■ PROVIDED MATERIAL:
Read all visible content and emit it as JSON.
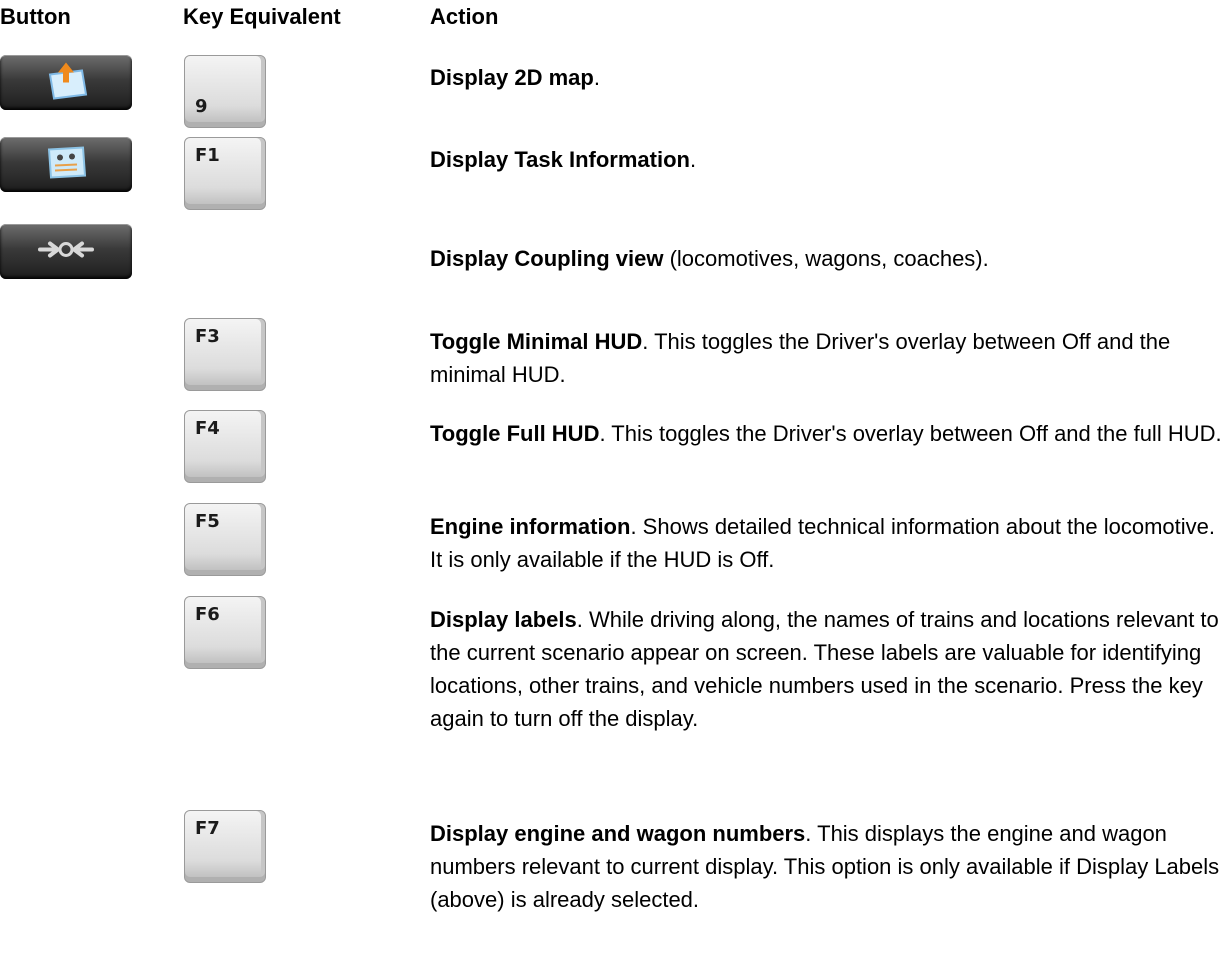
{
  "headers": {
    "button": "Button",
    "key": "Key Equivalent",
    "action": "Action"
  },
  "rows": [
    {
      "icon": "map-icon",
      "key": "9",
      "title": "Display 2D map",
      "desc": "."
    },
    {
      "icon": "task-info-icon",
      "key": "F1",
      "title": "Display Task Information",
      "desc": "."
    },
    {
      "icon": "coupling-icon",
      "key": "",
      "title": "Display Coupling view",
      "desc": " (locomotives, wagons, coaches)."
    },
    {
      "key": "F3",
      "title": "Toggle Minimal HUD",
      "desc": ". This toggles the Driver's overlay between Off and the minimal HUD."
    },
    {
      "key": "F4",
      "title": "Toggle Full HUD",
      "desc": ". This toggles the Driver's overlay between Off and the full HUD."
    },
    {
      "key": "F5",
      "title": "Engine information",
      "desc": ". Shows detailed technical information about the locomotive. It is only available if the HUD is Off."
    },
    {
      "key": "F6",
      "title": "Display labels",
      "desc": ". While driving along, the names of trains and locations relevant to the current scenario appear on screen. These labels are valuable for identifying locations, other trains, and vehicle numbers used in the scenario. Press the key again to turn off the display."
    },
    {
      "key": "F7",
      "title": "Display engine and wagon numbers",
      "desc": ". This displays the engine and wagon numbers relevant to current display. This option is only available if Display Labels (above) is already selected."
    }
  ]
}
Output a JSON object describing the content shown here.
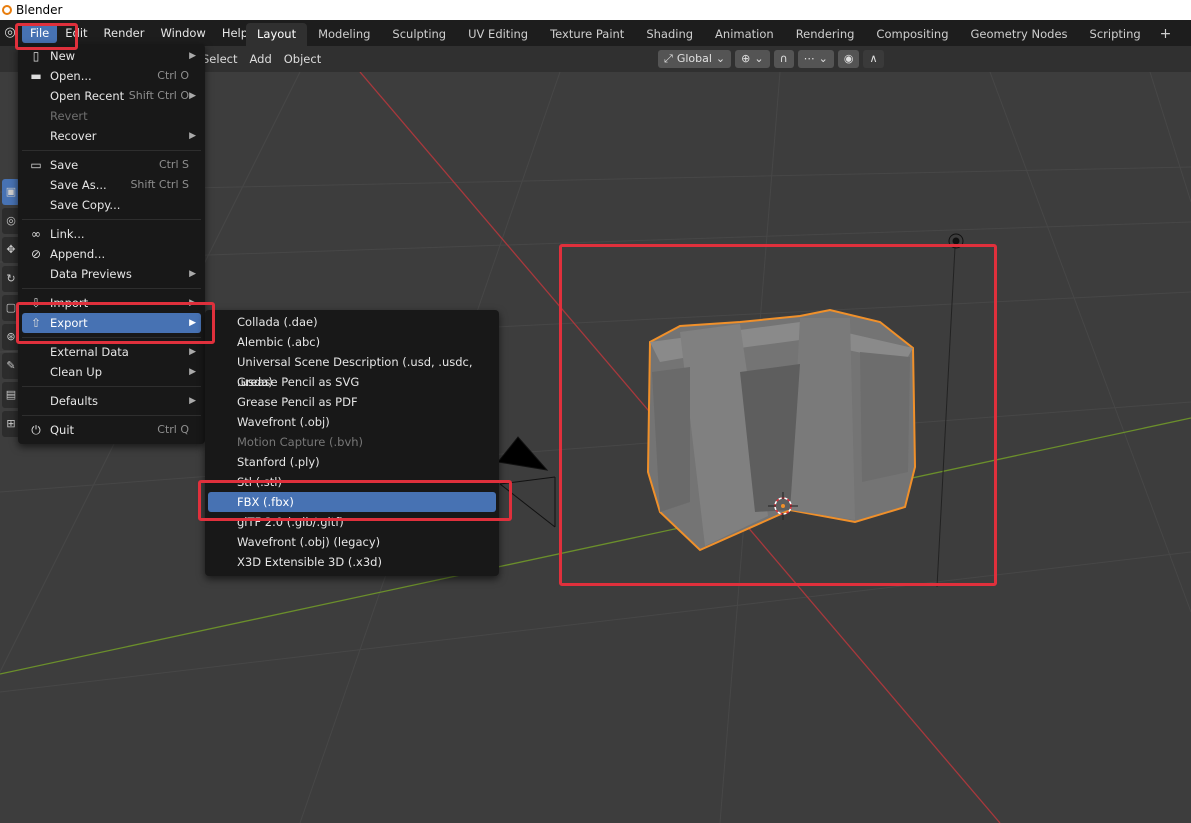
{
  "window": {
    "title": "Blender"
  },
  "topbar": {
    "menus": [
      "File",
      "Edit",
      "Render",
      "Window",
      "Help"
    ],
    "active_menu": "File",
    "workspaces": [
      "Layout",
      "Modeling",
      "Sculpting",
      "UV Editing",
      "Texture Paint",
      "Shading",
      "Animation",
      "Rendering",
      "Compositing",
      "Geometry Nodes",
      "Scripting"
    ],
    "active_workspace": "Layout",
    "add_workspace": "+"
  },
  "viewport_header": {
    "menus": [
      "Select",
      "Add",
      "Object"
    ],
    "orientation": "Global"
  },
  "file_menu": {
    "items": [
      {
        "label": "New",
        "icon": "new-file-icon",
        "shortcut": "",
        "submenu": true
      },
      {
        "label": "Open...",
        "icon": "folder-icon",
        "shortcut": "Ctrl O"
      },
      {
        "label": "Open Recent",
        "shortcut": "Shift Ctrl O",
        "submenu": true
      },
      {
        "label": "Revert",
        "shortcut": "",
        "disabled": true
      },
      {
        "label": "Recover",
        "shortcut": "",
        "submenu": true
      },
      {
        "label": "Save",
        "icon": "save-icon",
        "shortcut": "Ctrl S"
      },
      {
        "label": "Save As...",
        "shortcut": "Shift Ctrl S"
      },
      {
        "label": "Save Copy...",
        "shortcut": ""
      },
      {
        "label": "Link...",
        "icon": "link-icon",
        "shortcut": ""
      },
      {
        "label": "Append...",
        "icon": "append-icon",
        "shortcut": ""
      },
      {
        "label": "Data Previews",
        "shortcut": "",
        "submenu": true
      },
      {
        "label": "Import",
        "icon": "import-icon",
        "shortcut": "",
        "submenu": true
      },
      {
        "label": "Export",
        "icon": "export-icon",
        "shortcut": "",
        "submenu": true,
        "highlighted": true
      },
      {
        "label": "External Data",
        "shortcut": "",
        "submenu": true
      },
      {
        "label": "Clean Up",
        "shortcut": "",
        "submenu": true
      },
      {
        "label": "Defaults",
        "shortcut": "",
        "submenu": true
      },
      {
        "label": "Quit",
        "icon": "quit-icon",
        "shortcut": "Ctrl Q"
      }
    ]
  },
  "export_menu": {
    "items": [
      {
        "label": "Collada (.dae)"
      },
      {
        "label": "Alembic (.abc)"
      },
      {
        "label": "Universal Scene Description (.usd, .usdc, .usda)"
      },
      {
        "label": "Grease Pencil as SVG"
      },
      {
        "label": "Grease Pencil as PDF"
      },
      {
        "label": "Wavefront (.obj)"
      },
      {
        "label": "Motion Capture (.bvh)",
        "disabled": true
      },
      {
        "label": "Stanford (.ply)"
      },
      {
        "label": "Stl (.stl)"
      },
      {
        "label": "FBX (.fbx)",
        "highlighted": true
      },
      {
        "label": "glTF 2.0 (.glb/.gltf)"
      },
      {
        "label": "Wavefront (.obj) (legacy)"
      },
      {
        "label": "X3D Extensible 3D (.x3d)"
      }
    ]
  },
  "colors": {
    "accent": "#4772b3",
    "annotation": "#e0303c",
    "selection_outline": "#f0902a"
  }
}
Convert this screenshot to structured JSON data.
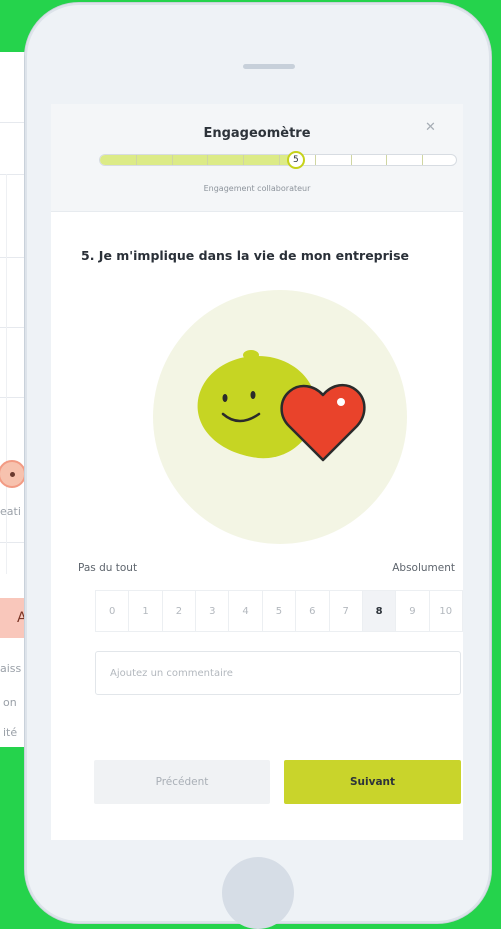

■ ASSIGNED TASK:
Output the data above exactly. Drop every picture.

■ COMPLETED EXERCISE:
Read all visible content and emit it as JSON.
{
  "headers": {
    "button": "Button",
    "key": "Key Equivalent",
    "action": "Action"
  },
  "rows": [
    {
      "icon": "map-icon",
      "key": "9",
      "title": "Display 2D map",
      "desc": "."
    },
    {
      "icon": "task-info-icon",
      "key": "F1",
      "title": "Display Task Information",
      "desc": "."
    },
    {
      "icon": "coupling-icon",
      "key": "",
      "title": "Display Coupling view",
      "desc": " (locomotives, wagons, coaches)."
    },
    {
      "key": "F3",
      "title": "Toggle Minimal HUD",
      "desc": ". This toggles the Driver's overlay between Off and the minimal HUD."
    },
    {
      "key": "F4",
      "title": "Toggle Full HUD",
      "desc": ". This toggles the Driver's overlay between Off and the full HUD."
    },
    {
      "key": "F5",
      "title": "Engine information",
      "desc": ". Shows detailed technical information about the locomotive. It is only available if the HUD is Off."
    },
    {
      "key": "F6",
      "title": "Display labels",
      "desc": ". While driving along, the names of trains and locations relevant to the current scenario appear on screen. These labels are valuable for identifying locations, other trains, and vehicle numbers used in the scenario. Press the key again to turn off the display."
    },
    {
      "key": "F7",
      "title": "Display engine and wagon numbers",
      "desc": ". This displays the engine and wagon numbers relevant to current display. This option is only available if Display Labels (above) is already selected."
    }
  ]
}
Output a JSON object describing the content shown here.
{
  "window": {
    "title": "Blender"
  },
  "topbar": {
    "menus": [
      "File",
      "Edit",
      "Render",
      "Window",
      "Help"
    ],
    "active_menu": "File",
    "workspaces": [
      "Layout",
      "Modeling",
      "Sculpting",
      "UV Editing",
      "Texture Paint",
      "Shading",
      "Animation",
      "Rendering",
      "Compositing",
      "Geometry Nodes",
      "Scripting"
    ],
    "active_workspace": "Layout",
    "add_workspace": "+"
  },
  "viewport_header": {
    "menus": [
      "Select",
      "Add",
      "Object"
    ],
    "orientation": "Global"
  },
  "file_menu": {
    "items": [
      {
        "label": "New",
        "icon": "new-file-icon",
        "shortcut": "",
        "submenu": true
      },
      {
        "label": "Open...",
        "icon": "folder-icon",
        "shortcut": "Ctrl O"
      },
      {
        "label": "Open Recent",
        "shortcut": "Shift Ctrl O",
        "submenu": true
      },
      {
        "label": "Revert",
        "shortcut": "",
        "disabled": true
      },
      {
        "label": "Recover",
        "shortcut": "",
        "submenu": true
      },
      {
        "label": "Save",
        "icon": "save-icon",
        "shortcut": "Ctrl S"
      },
      {
        "label": "Save As...",
        "shortcut": "Shift Ctrl S"
      },
      {
        "label": "Save Copy...",
        "shortcut": ""
      },
      {
        "label": "Link...",
        "icon": "link-icon",
        "shortcut": ""
      },
      {
        "label": "Append...",
        "icon": "append-icon",
        "shortcut": ""
      },
      {
        "label": "Data Previews",
        "shortcut": "",
        "submenu": true
      },
      {
        "label": "Import",
        "icon": "import-icon",
        "shortcut": "",
        "submenu": true
      },
      {
        "label": "Export",
        "icon": "export-icon",
        "shortcut": "",
        "submenu": true,
        "highlighted": true
      },
      {
        "label": "External Data",
        "shortcut": "",
        "submenu": true
      },
      {
        "label": "Clean Up",
        "shortcut": "",
        "submenu": true
      },
      {
        "label": "Defaults",
        "shortcut": "",
        "submenu": true
      },
      {
        "label": "Quit",
        "icon": "quit-icon",
        "shortcut": "Ctrl Q"
      }
    ]
  },
  "export_menu": {
    "items": [
      {
        "label": "Collada (.dae)"
      },
      {
        "label": "Alembic (.abc)"
      },
      {
        "label": "Universal Scene Description (.usd, .usdc, .usda)"
      },
      {
        "label": "Grease Pencil as SVG"
      },
      {
        "label": "Grease Pencil as PDF"
      },
      {
        "label": "Wavefront (.obj)"
      },
      {
        "label": "Motion Capture (.bvh)",
        "disabled": true
      },
      {
        "label": "Stanford (.ply)"
      },
      {
        "label": "Stl (.stl)"
      },
      {
        "label": "FBX (.fbx)",
        "highlighted": true
      },
      {
        "label": "glTF 2.0 (.glb/.gltf)"
      },
      {
        "label": "Wavefront (.obj) (legacy)"
      },
      {
        "label": "X3D Extensible 3D (.x3d)"
      }
    ]
  },
  "colors": {
    "accent": "#4772b3",
    "annotation": "#e0303c",
    "selection_outline": "#f0902a"
  }
}
Convert this screenshot to structured JSON data.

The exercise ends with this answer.